I’ve lived in Upstate SC zone 7 for three years and discovered a Bartlett on my property. It’s a small tree, no idea how old, but set fruit for the first time last spring. The fruit were small when I harvested, but I waited one day too long. The night before, I had about 30 pears. The next day, all but 4 had disappeared. So I suppose the best indicator of the time to harvest is to stay up and watch for the squirrels! I knew how to determine if they were ready to pick, but I didn’t know about putting them in the fridge, so my first harvest made for a pretty picture, but the squirrels and eventually the birds got to enjoy them. I’m thrilled to learn I can cross pollinate with an Anjou or Asian. Pruning intimidates me, so I believe I’ll hire a local nursery to prune the Bartlett and properly plant an Anjou or Asian, or both! Thanks again for all the wonderful help.

Julie (not verified)

1 year 3 months ago

Am I able to submit a photo of my Pear tree and/or a Pear from the tree somewhere? I need help Identifying it. We bought this property almost 20 years ago and the tree was here long before because it was full grown when we bought the property. It's old and tall and has lots of beautiful Pears on it. Well odd shaped pears.. Are they canning Pears, baking Pears or just eating Pears? I have to say I've never tried them.. Each time I think I've figured out what they are I read something that makes me believe I'm wrong.

Robert l knise (not verified)

1 year 4 months ago

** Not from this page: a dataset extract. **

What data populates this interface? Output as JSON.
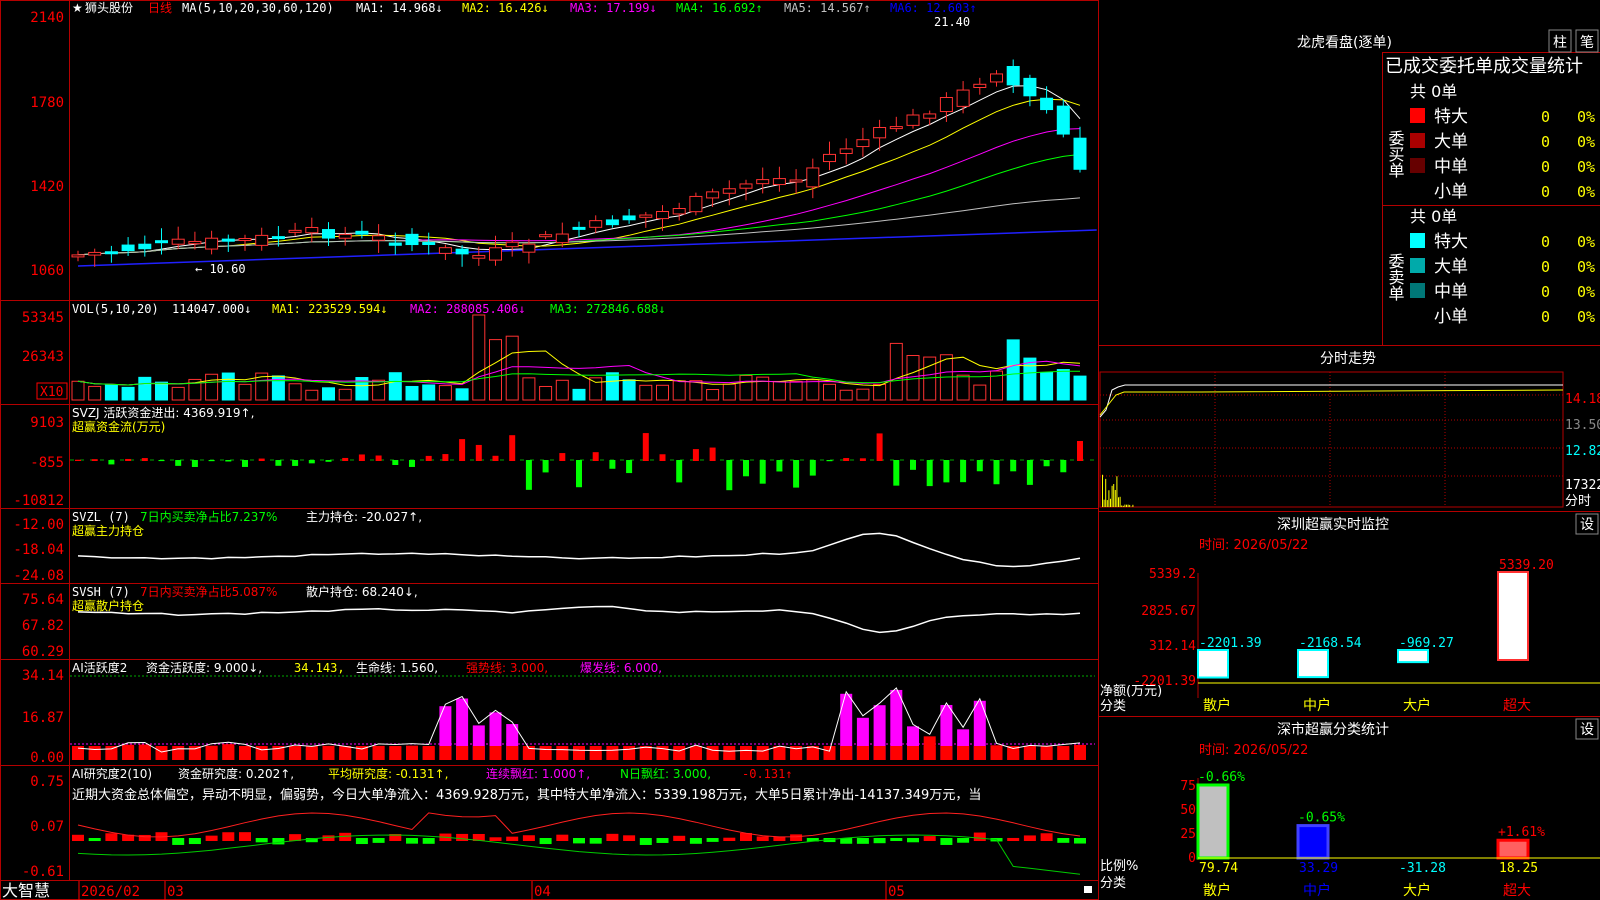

Your article on Pears was very interesting. How do we deal with the most outstanding problem. Squirrels Every year like clock work they strike the week of the fourth of July. I had only about 200 . In six days all gone. I bought 3 bottles of dear and rodent spray and may help with dear , but worthless when it comes to squirrels. Now I am out 36.0 dollars. Do you know of a spray to keep them away from the pears ?